### ASSIGNMENT
Filter these entries down to lines holding "Speed".

Stored items
+ + + + + + +

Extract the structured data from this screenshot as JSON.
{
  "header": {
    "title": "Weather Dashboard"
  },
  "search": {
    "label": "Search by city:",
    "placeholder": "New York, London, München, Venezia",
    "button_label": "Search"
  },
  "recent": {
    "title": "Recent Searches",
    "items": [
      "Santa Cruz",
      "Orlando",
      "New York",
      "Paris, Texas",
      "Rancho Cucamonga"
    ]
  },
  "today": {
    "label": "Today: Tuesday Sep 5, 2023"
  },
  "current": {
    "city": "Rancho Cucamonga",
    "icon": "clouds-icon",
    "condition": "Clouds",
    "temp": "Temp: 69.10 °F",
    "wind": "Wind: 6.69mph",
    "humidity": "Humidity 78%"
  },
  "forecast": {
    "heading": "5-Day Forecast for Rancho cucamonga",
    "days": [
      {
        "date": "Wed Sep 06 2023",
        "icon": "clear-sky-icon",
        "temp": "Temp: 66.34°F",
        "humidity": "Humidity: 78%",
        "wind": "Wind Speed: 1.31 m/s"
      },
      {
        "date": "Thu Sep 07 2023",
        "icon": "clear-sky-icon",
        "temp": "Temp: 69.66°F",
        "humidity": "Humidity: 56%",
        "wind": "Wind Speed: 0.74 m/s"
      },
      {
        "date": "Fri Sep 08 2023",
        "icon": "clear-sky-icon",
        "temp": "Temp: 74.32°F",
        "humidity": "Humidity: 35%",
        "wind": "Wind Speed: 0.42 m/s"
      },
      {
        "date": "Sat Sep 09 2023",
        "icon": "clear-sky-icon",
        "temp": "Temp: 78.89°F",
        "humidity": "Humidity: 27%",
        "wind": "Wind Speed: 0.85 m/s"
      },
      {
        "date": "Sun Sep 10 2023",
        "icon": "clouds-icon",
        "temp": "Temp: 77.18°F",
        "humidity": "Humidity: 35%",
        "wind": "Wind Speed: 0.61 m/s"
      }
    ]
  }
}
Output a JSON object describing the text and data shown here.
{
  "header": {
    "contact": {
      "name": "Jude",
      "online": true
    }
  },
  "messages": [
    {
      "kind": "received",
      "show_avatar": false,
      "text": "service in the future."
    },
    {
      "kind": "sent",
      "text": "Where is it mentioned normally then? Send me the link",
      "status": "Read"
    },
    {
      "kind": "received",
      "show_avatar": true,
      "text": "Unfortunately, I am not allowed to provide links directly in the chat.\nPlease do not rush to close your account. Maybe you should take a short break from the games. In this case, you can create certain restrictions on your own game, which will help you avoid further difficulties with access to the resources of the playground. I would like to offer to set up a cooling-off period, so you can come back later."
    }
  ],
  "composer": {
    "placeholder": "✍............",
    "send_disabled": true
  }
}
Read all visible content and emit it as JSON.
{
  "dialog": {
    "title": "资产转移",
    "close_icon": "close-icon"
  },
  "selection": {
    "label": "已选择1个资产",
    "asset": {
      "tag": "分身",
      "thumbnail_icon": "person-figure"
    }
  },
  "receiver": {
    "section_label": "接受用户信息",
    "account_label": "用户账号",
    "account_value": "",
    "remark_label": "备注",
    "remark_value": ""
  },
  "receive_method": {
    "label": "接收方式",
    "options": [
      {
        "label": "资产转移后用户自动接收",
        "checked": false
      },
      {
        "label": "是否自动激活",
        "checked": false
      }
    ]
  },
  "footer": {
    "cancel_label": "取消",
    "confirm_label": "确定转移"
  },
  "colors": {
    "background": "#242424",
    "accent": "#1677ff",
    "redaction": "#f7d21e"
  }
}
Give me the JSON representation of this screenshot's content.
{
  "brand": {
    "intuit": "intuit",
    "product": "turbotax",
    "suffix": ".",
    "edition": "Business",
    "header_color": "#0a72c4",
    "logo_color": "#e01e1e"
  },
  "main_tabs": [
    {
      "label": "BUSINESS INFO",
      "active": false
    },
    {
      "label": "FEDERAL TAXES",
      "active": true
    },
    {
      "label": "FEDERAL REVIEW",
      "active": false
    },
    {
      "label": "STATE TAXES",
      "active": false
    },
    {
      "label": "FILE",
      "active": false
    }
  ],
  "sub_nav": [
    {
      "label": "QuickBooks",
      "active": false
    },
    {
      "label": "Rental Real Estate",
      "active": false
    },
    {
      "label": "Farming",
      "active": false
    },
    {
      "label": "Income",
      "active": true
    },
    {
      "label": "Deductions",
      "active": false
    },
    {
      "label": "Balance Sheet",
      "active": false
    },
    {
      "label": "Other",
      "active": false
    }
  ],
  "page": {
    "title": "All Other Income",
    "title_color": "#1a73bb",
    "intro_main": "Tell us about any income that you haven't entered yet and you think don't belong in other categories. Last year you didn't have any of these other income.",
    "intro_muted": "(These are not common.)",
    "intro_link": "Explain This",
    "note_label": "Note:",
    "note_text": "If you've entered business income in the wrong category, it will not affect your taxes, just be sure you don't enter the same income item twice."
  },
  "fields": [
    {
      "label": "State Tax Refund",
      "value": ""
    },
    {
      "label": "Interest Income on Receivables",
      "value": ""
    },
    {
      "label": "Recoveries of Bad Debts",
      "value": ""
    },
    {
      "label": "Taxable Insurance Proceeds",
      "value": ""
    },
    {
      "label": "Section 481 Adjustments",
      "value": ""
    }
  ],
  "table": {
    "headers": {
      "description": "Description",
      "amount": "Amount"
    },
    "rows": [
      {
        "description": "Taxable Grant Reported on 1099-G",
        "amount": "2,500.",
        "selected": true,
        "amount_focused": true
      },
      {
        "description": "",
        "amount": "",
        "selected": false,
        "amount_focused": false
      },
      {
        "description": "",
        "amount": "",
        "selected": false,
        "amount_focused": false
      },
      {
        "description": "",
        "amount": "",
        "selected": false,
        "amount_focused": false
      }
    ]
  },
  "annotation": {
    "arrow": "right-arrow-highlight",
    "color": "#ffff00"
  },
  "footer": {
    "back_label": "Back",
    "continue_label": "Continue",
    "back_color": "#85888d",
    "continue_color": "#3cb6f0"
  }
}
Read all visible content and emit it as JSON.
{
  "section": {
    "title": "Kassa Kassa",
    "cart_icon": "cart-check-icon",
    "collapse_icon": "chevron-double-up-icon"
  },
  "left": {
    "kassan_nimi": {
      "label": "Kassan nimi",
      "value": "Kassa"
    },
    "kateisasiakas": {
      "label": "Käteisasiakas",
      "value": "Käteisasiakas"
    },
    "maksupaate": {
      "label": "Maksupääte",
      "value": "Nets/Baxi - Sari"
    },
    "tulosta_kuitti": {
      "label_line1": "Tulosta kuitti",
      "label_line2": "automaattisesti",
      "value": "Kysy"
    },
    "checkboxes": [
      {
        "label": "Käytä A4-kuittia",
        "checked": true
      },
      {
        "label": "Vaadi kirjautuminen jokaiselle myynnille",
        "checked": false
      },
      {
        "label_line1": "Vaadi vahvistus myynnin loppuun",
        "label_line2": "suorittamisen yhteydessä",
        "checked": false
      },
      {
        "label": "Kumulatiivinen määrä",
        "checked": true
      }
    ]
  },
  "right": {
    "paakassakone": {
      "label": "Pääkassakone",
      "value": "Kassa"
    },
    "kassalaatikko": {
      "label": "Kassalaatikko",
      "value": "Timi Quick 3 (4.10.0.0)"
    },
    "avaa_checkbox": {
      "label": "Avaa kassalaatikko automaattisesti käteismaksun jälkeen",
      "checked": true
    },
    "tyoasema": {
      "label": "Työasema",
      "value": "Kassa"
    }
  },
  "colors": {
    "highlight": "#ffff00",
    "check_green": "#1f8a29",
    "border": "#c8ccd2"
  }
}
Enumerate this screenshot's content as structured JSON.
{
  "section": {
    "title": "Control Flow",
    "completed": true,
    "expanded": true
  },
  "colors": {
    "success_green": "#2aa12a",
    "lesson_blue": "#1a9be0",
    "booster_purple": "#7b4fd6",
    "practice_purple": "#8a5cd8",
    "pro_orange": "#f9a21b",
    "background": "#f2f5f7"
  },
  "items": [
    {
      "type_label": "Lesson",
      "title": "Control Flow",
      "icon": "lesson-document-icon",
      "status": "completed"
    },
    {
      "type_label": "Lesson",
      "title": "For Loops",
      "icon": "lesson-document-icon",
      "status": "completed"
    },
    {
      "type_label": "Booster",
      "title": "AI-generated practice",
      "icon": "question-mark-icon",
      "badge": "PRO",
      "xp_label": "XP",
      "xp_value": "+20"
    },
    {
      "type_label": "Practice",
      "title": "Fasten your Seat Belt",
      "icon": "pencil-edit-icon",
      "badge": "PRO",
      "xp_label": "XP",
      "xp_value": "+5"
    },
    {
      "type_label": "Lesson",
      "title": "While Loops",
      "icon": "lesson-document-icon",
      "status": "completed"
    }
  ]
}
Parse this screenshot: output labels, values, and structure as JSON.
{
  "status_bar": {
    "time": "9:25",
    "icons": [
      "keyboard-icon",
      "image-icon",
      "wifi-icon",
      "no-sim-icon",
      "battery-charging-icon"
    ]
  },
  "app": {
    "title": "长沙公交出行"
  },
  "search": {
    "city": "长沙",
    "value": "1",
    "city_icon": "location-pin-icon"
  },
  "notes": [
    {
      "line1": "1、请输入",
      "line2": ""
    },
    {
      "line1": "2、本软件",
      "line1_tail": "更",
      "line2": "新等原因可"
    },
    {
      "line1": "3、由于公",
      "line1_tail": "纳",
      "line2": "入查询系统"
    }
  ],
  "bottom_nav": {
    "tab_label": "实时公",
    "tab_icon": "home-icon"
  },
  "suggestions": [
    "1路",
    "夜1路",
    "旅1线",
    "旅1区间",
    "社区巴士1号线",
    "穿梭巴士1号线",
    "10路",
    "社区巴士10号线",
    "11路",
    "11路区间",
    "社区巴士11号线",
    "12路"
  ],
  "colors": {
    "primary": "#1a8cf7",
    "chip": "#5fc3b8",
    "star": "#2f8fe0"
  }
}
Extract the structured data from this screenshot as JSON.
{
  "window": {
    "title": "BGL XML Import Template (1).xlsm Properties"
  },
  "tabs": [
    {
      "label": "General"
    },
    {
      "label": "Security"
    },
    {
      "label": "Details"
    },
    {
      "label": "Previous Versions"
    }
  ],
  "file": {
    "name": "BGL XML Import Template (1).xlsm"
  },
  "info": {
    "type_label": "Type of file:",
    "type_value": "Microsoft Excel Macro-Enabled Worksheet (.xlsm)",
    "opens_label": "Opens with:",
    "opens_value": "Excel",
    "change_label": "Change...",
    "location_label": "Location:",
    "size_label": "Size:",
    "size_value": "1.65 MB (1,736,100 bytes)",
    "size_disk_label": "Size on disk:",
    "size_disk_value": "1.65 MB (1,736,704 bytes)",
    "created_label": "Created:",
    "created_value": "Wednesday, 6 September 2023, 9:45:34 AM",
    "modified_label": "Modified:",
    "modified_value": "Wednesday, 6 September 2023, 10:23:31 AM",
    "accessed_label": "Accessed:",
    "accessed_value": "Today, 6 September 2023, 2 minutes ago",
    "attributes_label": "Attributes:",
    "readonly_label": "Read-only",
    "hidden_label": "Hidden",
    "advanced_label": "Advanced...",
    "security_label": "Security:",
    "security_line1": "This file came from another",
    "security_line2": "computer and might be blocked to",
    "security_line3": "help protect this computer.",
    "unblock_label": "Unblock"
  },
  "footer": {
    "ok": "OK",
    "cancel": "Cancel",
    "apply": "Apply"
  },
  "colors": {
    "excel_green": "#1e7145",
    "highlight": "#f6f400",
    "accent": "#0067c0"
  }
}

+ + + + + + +

### SOLUTION TO THIS PROBLEM
        "wind": "Wind Speed: 1.31 m/s"
        "wind": "Wind Speed: 0.74 m/s"
        "wind": "Wind Speed: 0.42 m/s"
        "wind": "Wind Speed: 0.85 m/s"
        "wind": "Wind Speed: 0.61 m/s"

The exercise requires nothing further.